2

But it does, but according to each salt's solubility and density. Soluble salts tend to mix into the water and keep suspended. Insoluble salts separate from the solution and creates deposits in the oceanic floor. One famous example was the "de-ironing" of the seas, when iron salts were deposited in the bottom due to the oxigenation of the oceanic water, by ...


1

Ultimately, it comes from precipitation. Ordinarily we think of rain as coming from low-level clouds, but Putkonen[1] has compiled rainfall data in the Himalayas showing significant rains up to several thousand meters altitude, covering the range where practically everyone lives. It is this precipitation that fills the underground tables mentioned by Jean-...


1

Water (solid or liquid) has some absorbtion. It is rather low for pure water for visible or near-visible light and that's why water it is considered transparent. But only to an extent - few meters of water look blue and few hundred meters look black, esp. if you are UNDER those few hundred meters. Then we have snow. Snow has an abundance of optical ...


1

Dumping the brine in a desert would probably be a viable solution in a few places, but many towns don't have a handy desert nearby. It would need to be a really barren desert,almost devoid of life, which few deserts are. Environmentalists would be aghast if you flooded the Sonoran Desert with brine. Bonneville Salt Flats might be better, but they are used ...


1

No, the rate of flow would usually be unaffected. The same volume of water has to get to the sea, so unless the ice was so thick and so well anchored to the riverbank as to exert pressure on the flow of water beneath, which is very unlikely, the rate of flow would remain the same. If, in the unlikely event that the ice exerted pressure on the water, the rate ...


1

This is no an answer per se, just a back-of-the-envelope calculation for fun. Lifting 1 kg (one litre) of water up a height of 1 meter uses 9.8 (let's say 10) joules of energy. Let's say you want to lower the sea level by 1 meter. You need to pump 3.6e17 litres (3.6e14 m2 of ocean area = 3.6e14 m3 to pump * 1000 for litre conversion). Let's say you want ...
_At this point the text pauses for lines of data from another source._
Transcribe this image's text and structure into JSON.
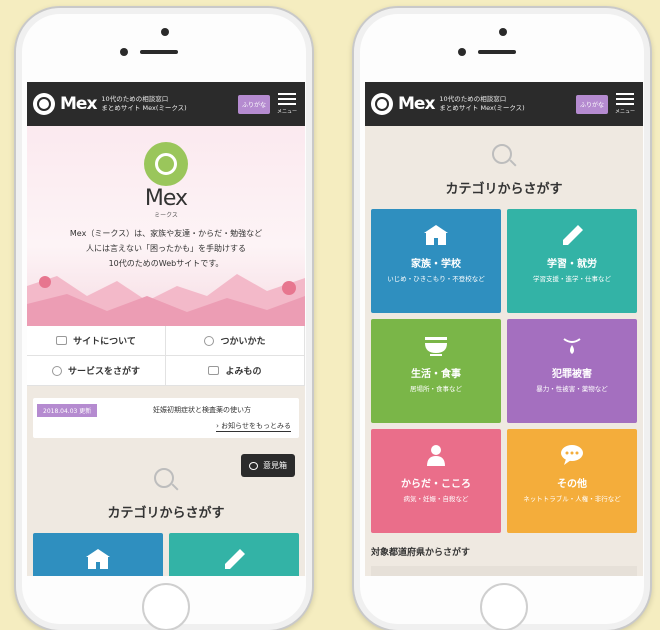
{
  "header": {
    "logo": "Mex",
    "tagline_line1": "10代のための相談窓口",
    "tagline_line2": "まとめサイト Mex(ミークス)",
    "furigana_button": "ふりがな",
    "menu_label": "メニュー"
  },
  "hero": {
    "name": "Mex",
    "kana": "ミークス",
    "line1": "Mex（ミークス）は、家族や友達・からだ・勉強など",
    "line2": "人には言えない「困ったかも」を手助けする",
    "line3": "10代のためのWebサイトです。"
  },
  "nav": [
    {
      "label": "サイトについて"
    },
    {
      "label": "つかいかた"
    },
    {
      "label": "サービスをさがす"
    },
    {
      "label": "よみもの"
    }
  ],
  "news": {
    "date": "2018.04.03 更新",
    "title": "妊娠初期症状と検査薬の使い方",
    "more": "› お知らせをもっとみる"
  },
  "opinion_button": "意見箱",
  "category_title": "カテゴリからさがす",
  "categories": [
    {
      "name": "家族・学校",
      "sub": "いじめ・ひきこもり・不登校など",
      "color": "#2f8fbf",
      "icon": "school-icon"
    },
    {
      "name": "学習・就労",
      "sub": "学習支援・進学・仕事など",
      "color": "#33b3a6",
      "icon": "pencil-icon"
    },
    {
      "name": "生活・食事",
      "sub": "居場所・食事など",
      "color": "#7ab648",
      "icon": "bowl-icon"
    },
    {
      "name": "犯罪被害",
      "sub": "暴力・性被害・薬物など",
      "color": "#a46fbf",
      "icon": "tear-icon"
    },
    {
      "name": "からだ・こころ",
      "sub": "病気・妊娠・自殺など",
      "color": "#ea6e8a",
      "icon": "person-icon"
    },
    {
      "name": "その他",
      "sub": "ネットトラブル・人権・非行など",
      "color": "#f4ad3b",
      "icon": "chat-icon"
    }
  ],
  "prefecture_title": "対象都道府県からさがす"
}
1

It all depends where you are and how carefully you choose your water sources. In the Malaysian jungle (peninsular Malaya and Sarawak), I used natural water sources all the time for years on end without ill consequences. There are numerous springs and small streams where the water is always good, but we never used a main river where there was habitation ...


1
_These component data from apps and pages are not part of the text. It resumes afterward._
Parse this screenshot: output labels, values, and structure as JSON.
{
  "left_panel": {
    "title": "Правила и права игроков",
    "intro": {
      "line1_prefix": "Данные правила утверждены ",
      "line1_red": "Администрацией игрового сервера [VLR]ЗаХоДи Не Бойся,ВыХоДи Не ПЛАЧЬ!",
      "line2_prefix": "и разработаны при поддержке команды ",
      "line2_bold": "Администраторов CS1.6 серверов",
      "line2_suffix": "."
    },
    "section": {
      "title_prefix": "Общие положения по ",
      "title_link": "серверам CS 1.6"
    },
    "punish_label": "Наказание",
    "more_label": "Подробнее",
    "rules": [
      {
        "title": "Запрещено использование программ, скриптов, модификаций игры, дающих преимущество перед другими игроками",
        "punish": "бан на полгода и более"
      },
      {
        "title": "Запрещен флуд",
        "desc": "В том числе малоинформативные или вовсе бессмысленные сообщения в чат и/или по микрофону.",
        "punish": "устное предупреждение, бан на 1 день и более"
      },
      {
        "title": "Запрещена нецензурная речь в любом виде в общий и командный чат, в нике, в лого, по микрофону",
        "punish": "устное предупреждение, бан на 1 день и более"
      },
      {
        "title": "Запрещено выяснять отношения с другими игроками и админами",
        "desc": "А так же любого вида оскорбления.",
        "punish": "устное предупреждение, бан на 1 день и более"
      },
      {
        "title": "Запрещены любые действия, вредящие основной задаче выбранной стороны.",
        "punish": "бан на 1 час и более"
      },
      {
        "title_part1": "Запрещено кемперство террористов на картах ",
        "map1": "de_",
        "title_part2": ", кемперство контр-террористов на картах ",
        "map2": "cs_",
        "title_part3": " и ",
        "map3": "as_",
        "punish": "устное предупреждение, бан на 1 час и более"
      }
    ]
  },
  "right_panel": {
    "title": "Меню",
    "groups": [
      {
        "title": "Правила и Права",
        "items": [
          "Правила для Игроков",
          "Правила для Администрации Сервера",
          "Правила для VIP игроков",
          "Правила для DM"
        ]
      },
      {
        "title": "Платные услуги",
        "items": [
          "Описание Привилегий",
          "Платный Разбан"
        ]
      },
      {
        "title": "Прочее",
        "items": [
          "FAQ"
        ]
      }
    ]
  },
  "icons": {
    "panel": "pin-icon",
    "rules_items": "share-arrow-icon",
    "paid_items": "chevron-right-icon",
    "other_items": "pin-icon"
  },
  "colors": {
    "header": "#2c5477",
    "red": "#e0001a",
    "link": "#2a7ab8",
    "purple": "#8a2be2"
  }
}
Salt does not sink to the bottom in the seas and oceans, because it dissolves in water! If you want to get salt from the seas and oceans, try to vaporize them :-)...
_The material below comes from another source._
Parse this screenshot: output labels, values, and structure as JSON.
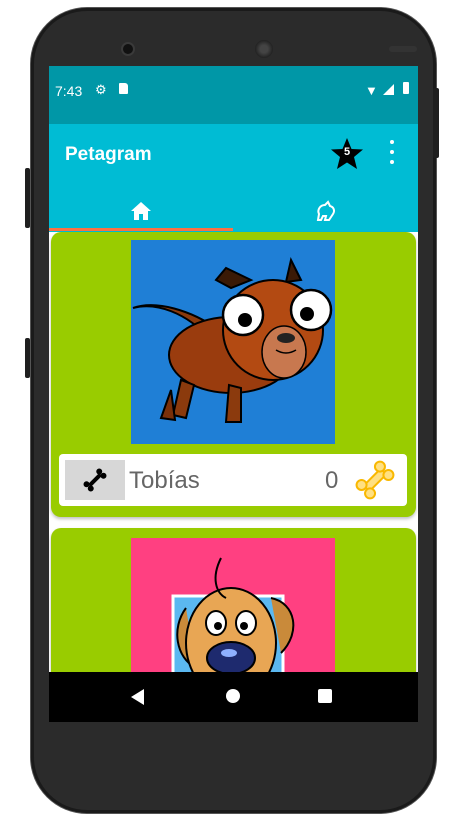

1

Salt does sink to the bottom in the oceans. Why? Your question referring to salt. Salt is a solid chemical compound. Take a lump of rock salt of sodium chloride, throw it into the water: it will sink to the bottom. The reason is that the density of sodium chloride with more than 2 g/cm3 is higher than the density of seawater less than 1.1 g/cm3. Of ...


1

And then there is the saturation issue. Salt can be dissolved in water to a certain degree only. Once that degree is exceeded the salt begins to fall out and sink to the ground. If I remember well the limit for water is something like 35g per litre (depending on the temperature)


Only top voted, non community-wiki answers of a minimum length are eligible